“You never wrote any nice stories.”
The Pillowman takes us into a dark world, inhabited by secret police and segregated populations. In this world the writer, Katurian, is brought in and interrogated, interrogated over stories whose content is brutal, gruesome, and most importantly child-like. As the play progresses we see the perversion of all institutions created to keep us safe: government, family, and the children’s story. This world was once a happy place, a place where people could be safe but somehow, somewhere something went wrong.
Today politicians and writers constantly argue over the state of media. The artists often claiming that they merely “reflect” the society they see and the politicians accusing them of not taking their influence seriously, when in reality they are both correct. Art does not live in a vacuum but rather is part of a larger context, drawing influence from the political and the economic world. But it is a poor artist indeed who does not believe in the power of change. The artist’s work does touch and affect those of us who are not too jaded to listen, and at the end of the day it is the “Little Green Pig” that affects us most.
I want to take this opportunity to sincerely thank my cast and crew. They have all gone above and beyond the call of duty to make this a wonderful production. They were amazing, coming in over their break and working late nights on a light or paint call. very single person in this program deserves your applause and has my sincerest thanks.
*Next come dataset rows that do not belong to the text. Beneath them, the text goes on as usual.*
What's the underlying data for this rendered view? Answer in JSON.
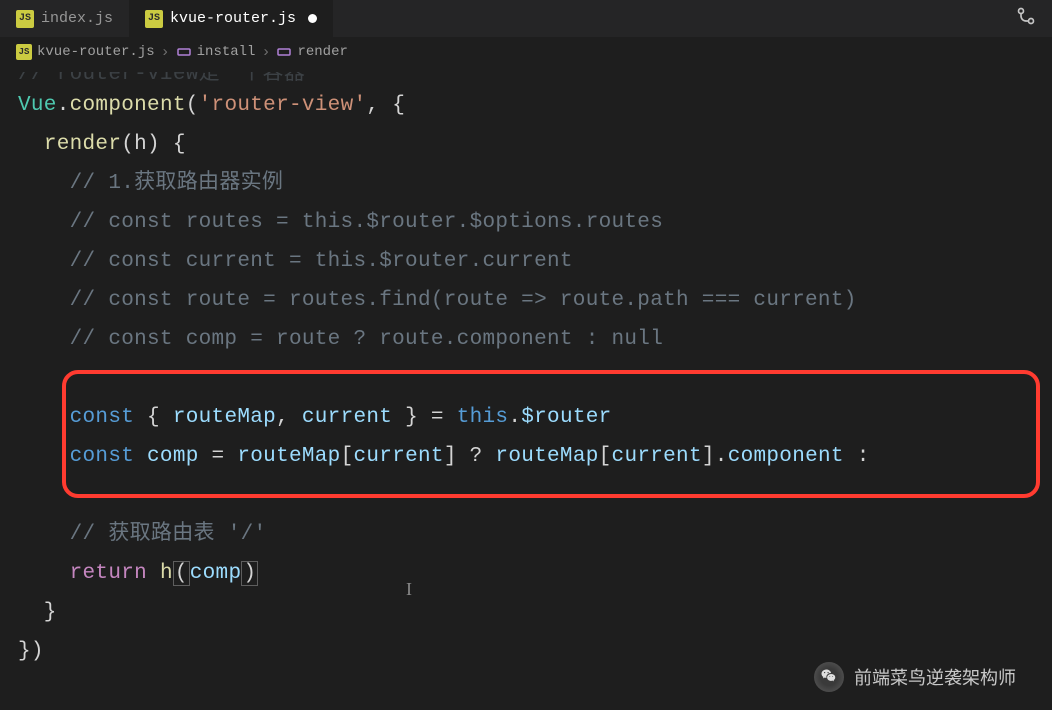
{
  "tabs": [
    {
      "icon": "JS",
      "label": "index.js",
      "active": false,
      "modified": false
    },
    {
      "icon": "JS",
      "label": "kvue-router.js",
      "active": true,
      "modified": true
    }
  ],
  "breadcrumb": {
    "items": [
      {
        "icon": "JS",
        "label": "kvue-router.js"
      },
      {
        "icon": "method",
        "label": "install"
      },
      {
        "icon": "method",
        "label": "render"
      }
    ]
  },
  "code": {
    "line0_comment": "// router-view是一个容器",
    "line1": {
      "vue": "Vue",
      "dot": ".",
      "component": "component",
      "open": "(",
      "string": "'router-view'",
      "comma": ", {",
      "end": ""
    },
    "line2": {
      "indent": "  ",
      "render": "render",
      "paren": "(h) {"
    },
    "line3_comment": "    // 1.获取路由器实例",
    "line4_comment": "    // const routes = this.$router.$options.routes",
    "line5_comment": "    // const current = this.$router.current",
    "line6_comment": "    // const route = routes.find(route => route.path === current)",
    "line7_comment": "    // const comp = route ? route.component : null",
    "line8_empty": "",
    "line9": {
      "indent": "    ",
      "const": "const",
      "space1": " { ",
      "var1": "routeMap",
      "comma": ", ",
      "var2": "current",
      "close": " } = ",
      "this": "this",
      "dot": ".",
      "router": "$router"
    },
    "line10": {
      "indent": "    ",
      "const": "const",
      "space1": " ",
      "comp": "comp",
      "eq": " = ",
      "rm1": "routeMap",
      "br1": "[",
      "cur1": "current",
      "br2": "] ? ",
      "rm2": "routeMap",
      "br3": "[",
      "cur2": "current",
      "br4": "].",
      "component": "component",
      "colon": " :"
    },
    "line11_empty": "",
    "line12_comment": "    // 获取路由表 '/'",
    "line13": {
      "indent": "    ",
      "return": "return",
      "space": " ",
      "h": "h",
      "open": "(",
      "comp": "comp",
      "close": ")"
    },
    "line14": "  }",
    "line15": "})"
  },
  "watermark": {
    "text": "前端菜鸟逆袭架构师"
  }
}
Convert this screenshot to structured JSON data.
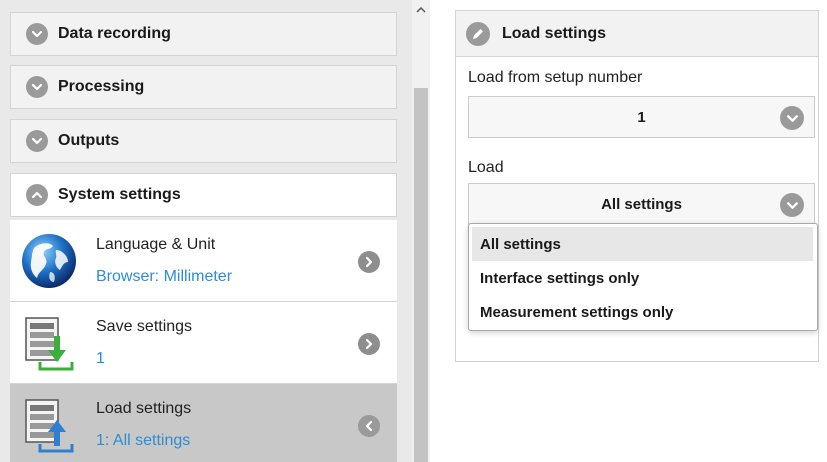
{
  "sidebar": {
    "sections": [
      {
        "label": "Data recording"
      },
      {
        "label": "Processing"
      },
      {
        "label": "Outputs"
      },
      {
        "label": "System settings"
      }
    ],
    "items": [
      {
        "title": "Language & Unit",
        "value": "Browser: Millimeter"
      },
      {
        "title": "Save settings",
        "value": "1"
      },
      {
        "title": "Load settings",
        "value": "1: All settings"
      }
    ]
  },
  "panel": {
    "title": "Load settings",
    "setup_label": "Load from setup number",
    "setup_value": "1",
    "load_label": "Load",
    "load_value": "All settings"
  },
  "menu": {
    "options": [
      {
        "label": "All settings"
      },
      {
        "label": "Interface settings only"
      },
      {
        "label": "Measurement settings only"
      }
    ],
    "selected_index": 0
  },
  "colors": {
    "link_blue": "#2f8dd0",
    "icon_gray": "#9a9a9a",
    "active_row": "#c8c8c8",
    "save_arrow": "#3cae3c",
    "load_arrow": "#2f7fd0"
  },
  "icons": {
    "section_closed": "chevron-down-circle",
    "section_open": "chevron-up-circle",
    "item_go": "chevron-right-circle",
    "item_back": "chevron-left-circle",
    "panel": "pencil-circle",
    "dropdown": "chevron-down-circle"
  }
}
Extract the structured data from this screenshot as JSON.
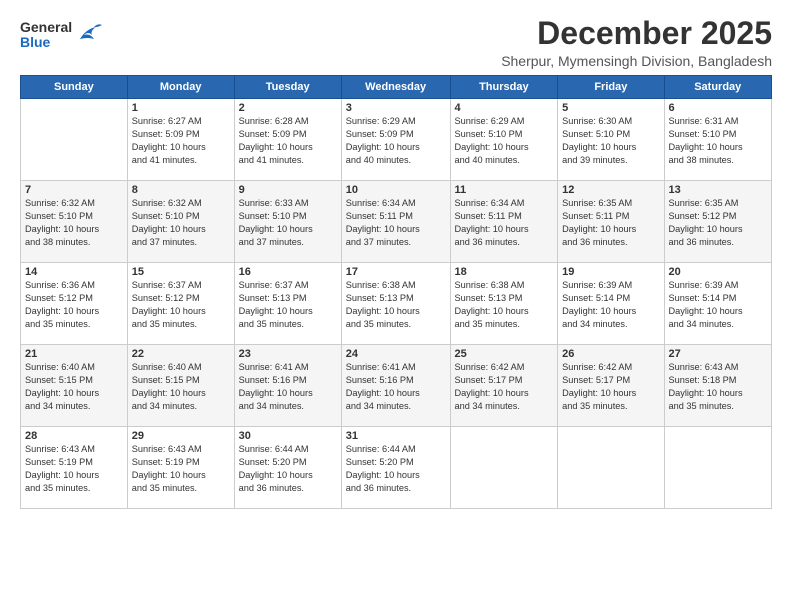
{
  "logo": {
    "general": "General",
    "blue": "Blue"
  },
  "header": {
    "month": "December 2025",
    "location": "Sherpur, Mymensingh Division, Bangladesh"
  },
  "weekdays": [
    "Sunday",
    "Monday",
    "Tuesday",
    "Wednesday",
    "Thursday",
    "Friday",
    "Saturday"
  ],
  "weeks": [
    [
      {
        "day": "",
        "info": ""
      },
      {
        "day": "1",
        "info": "Sunrise: 6:27 AM\nSunset: 5:09 PM\nDaylight: 10 hours\nand 41 minutes."
      },
      {
        "day": "2",
        "info": "Sunrise: 6:28 AM\nSunset: 5:09 PM\nDaylight: 10 hours\nand 41 minutes."
      },
      {
        "day": "3",
        "info": "Sunrise: 6:29 AM\nSunset: 5:09 PM\nDaylight: 10 hours\nand 40 minutes."
      },
      {
        "day": "4",
        "info": "Sunrise: 6:29 AM\nSunset: 5:10 PM\nDaylight: 10 hours\nand 40 minutes."
      },
      {
        "day": "5",
        "info": "Sunrise: 6:30 AM\nSunset: 5:10 PM\nDaylight: 10 hours\nand 39 minutes."
      },
      {
        "day": "6",
        "info": "Sunrise: 6:31 AM\nSunset: 5:10 PM\nDaylight: 10 hours\nand 38 minutes."
      }
    ],
    [
      {
        "day": "7",
        "info": "Sunrise: 6:32 AM\nSunset: 5:10 PM\nDaylight: 10 hours\nand 38 minutes."
      },
      {
        "day": "8",
        "info": "Sunrise: 6:32 AM\nSunset: 5:10 PM\nDaylight: 10 hours\nand 37 minutes."
      },
      {
        "day": "9",
        "info": "Sunrise: 6:33 AM\nSunset: 5:10 PM\nDaylight: 10 hours\nand 37 minutes."
      },
      {
        "day": "10",
        "info": "Sunrise: 6:34 AM\nSunset: 5:11 PM\nDaylight: 10 hours\nand 37 minutes."
      },
      {
        "day": "11",
        "info": "Sunrise: 6:34 AM\nSunset: 5:11 PM\nDaylight: 10 hours\nand 36 minutes."
      },
      {
        "day": "12",
        "info": "Sunrise: 6:35 AM\nSunset: 5:11 PM\nDaylight: 10 hours\nand 36 minutes."
      },
      {
        "day": "13",
        "info": "Sunrise: 6:35 AM\nSunset: 5:12 PM\nDaylight: 10 hours\nand 36 minutes."
      }
    ],
    [
      {
        "day": "14",
        "info": "Sunrise: 6:36 AM\nSunset: 5:12 PM\nDaylight: 10 hours\nand 35 minutes."
      },
      {
        "day": "15",
        "info": "Sunrise: 6:37 AM\nSunset: 5:12 PM\nDaylight: 10 hours\nand 35 minutes."
      },
      {
        "day": "16",
        "info": "Sunrise: 6:37 AM\nSunset: 5:13 PM\nDaylight: 10 hours\nand 35 minutes."
      },
      {
        "day": "17",
        "info": "Sunrise: 6:38 AM\nSunset: 5:13 PM\nDaylight: 10 hours\nand 35 minutes."
      },
      {
        "day": "18",
        "info": "Sunrise: 6:38 AM\nSunset: 5:13 PM\nDaylight: 10 hours\nand 35 minutes."
      },
      {
        "day": "19",
        "info": "Sunrise: 6:39 AM\nSunset: 5:14 PM\nDaylight: 10 hours\nand 34 minutes."
      },
      {
        "day": "20",
        "info": "Sunrise: 6:39 AM\nSunset: 5:14 PM\nDaylight: 10 hours\nand 34 minutes."
      }
    ],
    [
      {
        "day": "21",
        "info": "Sunrise: 6:40 AM\nSunset: 5:15 PM\nDaylight: 10 hours\nand 34 minutes."
      },
      {
        "day": "22",
        "info": "Sunrise: 6:40 AM\nSunset: 5:15 PM\nDaylight: 10 hours\nand 34 minutes."
      },
      {
        "day": "23",
        "info": "Sunrise: 6:41 AM\nSunset: 5:16 PM\nDaylight: 10 hours\nand 34 minutes."
      },
      {
        "day": "24",
        "info": "Sunrise: 6:41 AM\nSunset: 5:16 PM\nDaylight: 10 hours\nand 34 minutes."
      },
      {
        "day": "25",
        "info": "Sunrise: 6:42 AM\nSunset: 5:17 PM\nDaylight: 10 hours\nand 34 minutes."
      },
      {
        "day": "26",
        "info": "Sunrise: 6:42 AM\nSunset: 5:17 PM\nDaylight: 10 hours\nand 35 minutes."
      },
      {
        "day": "27",
        "info": "Sunrise: 6:43 AM\nSunset: 5:18 PM\nDaylight: 10 hours\nand 35 minutes."
      }
    ],
    [
      {
        "day": "28",
        "info": "Sunrise: 6:43 AM\nSunset: 5:19 PM\nDaylight: 10 hours\nand 35 minutes."
      },
      {
        "day": "29",
        "info": "Sunrise: 6:43 AM\nSunset: 5:19 PM\nDaylight: 10 hours\nand 35 minutes."
      },
      {
        "day": "30",
        "info": "Sunrise: 6:44 AM\nSunset: 5:20 PM\nDaylight: 10 hours\nand 36 minutes."
      },
      {
        "day": "31",
        "info": "Sunrise: 6:44 AM\nSunset: 5:20 PM\nDaylight: 10 hours\nand 36 minutes."
      },
      {
        "day": "",
        "info": ""
      },
      {
        "day": "",
        "info": ""
      },
      {
        "day": "",
        "info": ""
      }
    ]
  ]
}
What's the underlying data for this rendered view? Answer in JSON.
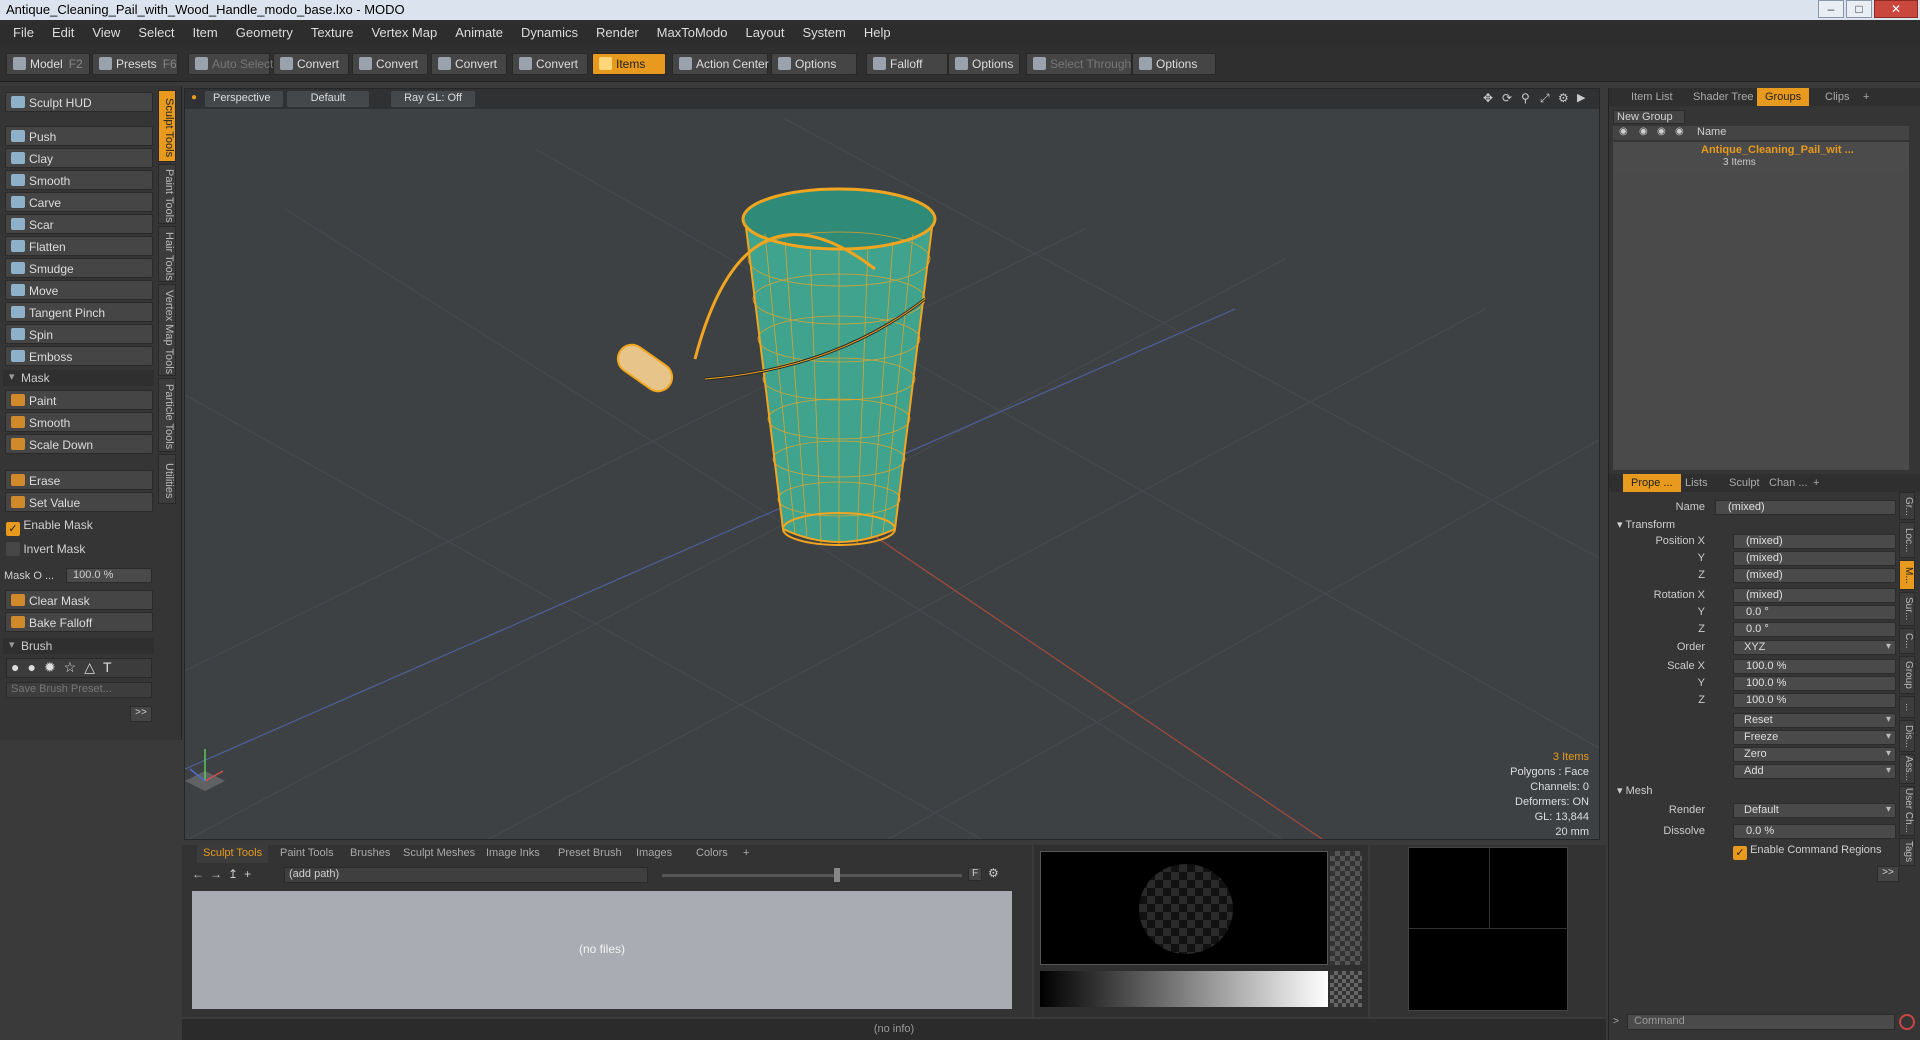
{
  "window": {
    "title": "Antique_Cleaning_Pail_with_Wood_Handle_modo_base.lxo - MODO"
  },
  "menu": [
    "File",
    "Edit",
    "View",
    "Select",
    "Item",
    "Geometry",
    "Texture",
    "Vertex Map",
    "Animate",
    "Dynamics",
    "Render",
    "MaxToModo",
    "Layout",
    "System",
    "Help"
  ],
  "toolbar": {
    "model": "Model",
    "model_key": "F2",
    "presets": "Presets",
    "presets_key": "F6",
    "auto_select": "Auto Select",
    "convert1": "Convert",
    "convert2": "Convert",
    "convert3": "Convert",
    "convert4": "Convert",
    "items": "Items",
    "action_center": "Action Center",
    "options1": "Options",
    "falloff": "Falloff",
    "options2": "Options",
    "select_through": "Select Through",
    "options3": "Options"
  },
  "left": {
    "sculpt_hud": "Sculpt HUD",
    "tools": [
      "Push",
      "Clay",
      "Smooth",
      "Carve",
      "Scar",
      "Flatten",
      "Smudge",
      "Move",
      "Tangent Pinch",
      "Spin",
      "Emboss"
    ],
    "mask_section": "Mask",
    "mask_tools": [
      "Paint",
      "Smooth",
      "Scale Down"
    ],
    "erase": "Erase",
    "set_value": "Set Value",
    "enable_mask": "Enable Mask",
    "invert_mask": "Invert Mask",
    "mask_opacity_label": "Mask O ...",
    "mask_opacity_value": "100.0 %",
    "clear_mask": "Clear Mask",
    "bake_falloff": "Bake Falloff",
    "brush_section": "Brush",
    "save_brush_placeholder": "Save Brush Preset...",
    "more": ">>",
    "vtabs": [
      "Sculpt Tools",
      "Paint Tools",
      "Hair Tools",
      "Vertex Map Tools",
      "Particle Tools",
      "Utilities"
    ]
  },
  "viewport": {
    "perspective": "Perspective",
    "default": "Default",
    "raygl": "Ray GL: Off",
    "info": [
      "3 Items",
      "Polygons : Face",
      "Channels: 0",
      "Deformers: ON",
      "GL: 13,844",
      "20 mm"
    ]
  },
  "bottom": {
    "tabs": [
      "Sculpt Tools",
      "Paint Tools",
      "Brushes",
      "Sculpt Meshes",
      "Image Inks",
      "Preset Brush",
      "Images",
      "Colors",
      "+"
    ],
    "path": "(add path)",
    "no_files": "(no files)",
    "status": "(no info)"
  },
  "right": {
    "tabs_top": [
      "Item List",
      "Shader Tree",
      "Groups",
      "Clips",
      "+"
    ],
    "new_group": "New Group",
    "col_name": "Name",
    "group_name": "Antique_Cleaning_Pail_wit ...",
    "group_count": "3 Items",
    "tabs_props": [
      "Prope ...",
      "Lists",
      "Sculpt",
      "Chan ...",
      "+"
    ],
    "name_label": "Name",
    "name_value": "(mixed)",
    "transform": "Transform",
    "pos_x_label": "Position X",
    "pos_x": "(mixed)",
    "pos_y_label": "Y",
    "pos_y": "(mixed)",
    "pos_z_label": "Z",
    "pos_z": "(mixed)",
    "rot_x_label": "Rotation X",
    "rot_x": "(mixed)",
    "rot_y_label": "Y",
    "rot_y": "0.0 °",
    "rot_z_label": "Z",
    "rot_z": "0.0 °",
    "order_label": "Order",
    "order": "XYZ",
    "scale_x_label": "Scale X",
    "scale_x": "100.0 %",
    "scale_y_label": "Y",
    "scale_y": "100.0 %",
    "scale_z_label": "Z",
    "scale_z": "100.0 %",
    "reset": "Reset",
    "freeze": "Freeze",
    "zero": "Zero",
    "add": "Add",
    "mesh": "Mesh",
    "render_label": "Render",
    "render": "Default",
    "dissolve_label": "Dissolve",
    "dissolve": "0.0 %",
    "enable_cmd_regions": "Enable Command Regions",
    "more": ">>",
    "command_placeholder": "Command",
    "side_tabs": [
      "Gr...",
      "Loc...",
      "M...",
      "Sur...",
      "C...",
      "Group",
      "...",
      "Dis...",
      "Ass...",
      "User Ch...",
      "Tags"
    ]
  },
  "colors": {
    "accent": "#e89a1e",
    "mesh_fill": "#3fa38e",
    "wire": "#f2a51f",
    "handle": "#e7c48a"
  }
}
SO please, ladies and gentlemen, we humbly present our production of The Pillowman by Martin McDonaugh.